## Assignment
Every entry below should appear in the answer exactly as written, apart from the pictures.

## Data shown
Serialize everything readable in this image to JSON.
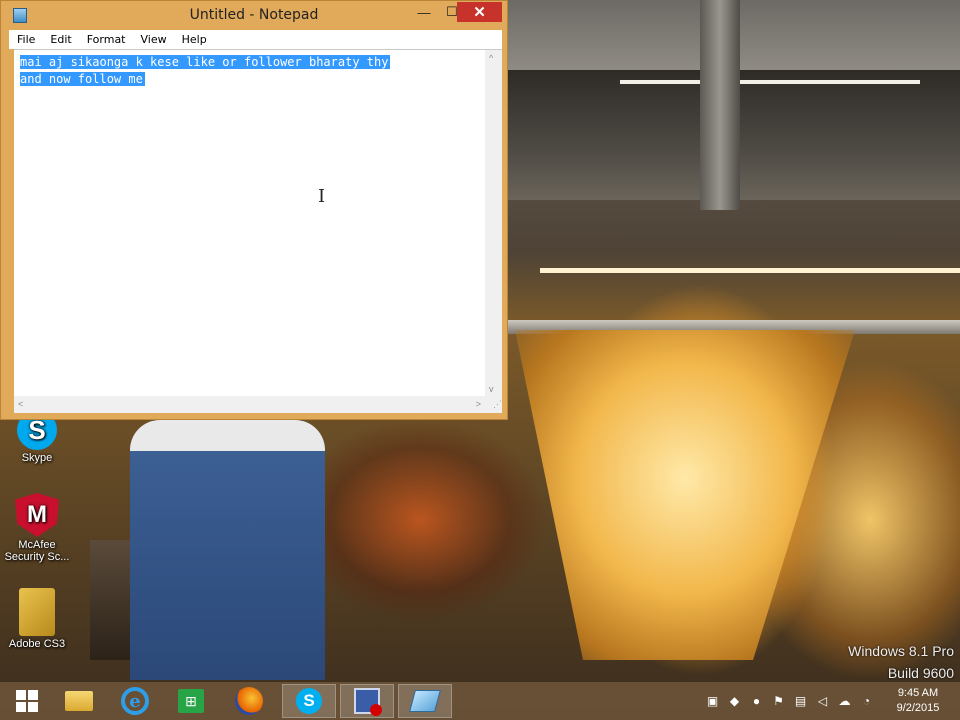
{
  "notepad": {
    "title": "Untitled - Notepad",
    "menu": [
      "File",
      "Edit",
      "Format",
      "View",
      "Help"
    ],
    "content_lines": [
      "mai aj sikaonga k kese like or follower bharaty thy",
      "and now follow me"
    ],
    "controls": {
      "minimize": "—",
      "maximize": "☐",
      "close": "✕"
    }
  },
  "desktop_icons": [
    {
      "label": "Skype",
      "icon": "skype-icon"
    },
    {
      "label": "McAfee Security Sc...",
      "icon": "mcafee-icon"
    },
    {
      "label": "Adobe CS3",
      "icon": "folder-icon"
    }
  ],
  "watermark": {
    "line1": "Windows 8.1 Pro",
    "line2": "Build 9600"
  },
  "taskbar": {
    "apps": [
      "start",
      "file-explorer",
      "internet-explorer",
      "store",
      "firefox",
      "skype",
      "screen-recorder",
      "notepad"
    ],
    "active_app": "notepad"
  },
  "tray_icons": [
    "network-icon",
    "app-icon",
    "norton-icon",
    "flag-icon",
    "power-icon",
    "volume-mute-icon",
    "cloud-icon",
    "notification-icon"
  ],
  "clock": {
    "time": "9:45 AM",
    "date": "9/2/2015"
  },
  "colors": {
    "selection": "#3399ff",
    "close_button": "#c7322a",
    "window_frame": "#e1a95a"
  }
}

## Answer to this problem
Serialize everything readable in this image to JSON.
{
  "notepad": {
    "title": "Untitled - Notepad",
    "menu": [
      "File",
      "Edit",
      "Format",
      "View",
      "Help"
    ],
    "content_lines": [
      "mai aj sikaonga k kese like or follower bharaty thy",
      "and now follow me"
    ],
    "controls": {
      "minimize": "—",
      "maximize": "☐",
      "close": "✕"
    }
  },
  "desktop_icons": [
    {
      "label": "Skype",
      "icon": "skype-icon"
    },
    {
      "label": "McAfee Security Sc...",
      "icon": "mcafee-icon"
    },
    {
      "label": "Adobe CS3",
      "icon": "folder-icon"
    }
  ],
  "watermark": {
    "line1": "Windows 8.1 Pro",
    "line2": "Build 9600"
  },
  "taskbar": {
    "apps": [
      "start",
      "file-explorer",
      "internet-explorer",
      "store",
      "firefox",
      "skype",
      "screen-recorder",
      "notepad"
    ],
    "active_app": "notepad"
  },
  "tray_icons": [
    "network-icon",
    "app-icon",
    "norton-icon",
    "flag-icon",
    "power-icon",
    "volume-mute-icon",
    "cloud-icon",
    "notification-icon"
  ],
  "clock": {
    "time": "9:45 AM",
    "date": "9/2/2015"
  },
  "colors": {
    "selection": "#3399ff",
    "close_button": "#c7322a",
    "window_frame": "#e1a95a"
  }
}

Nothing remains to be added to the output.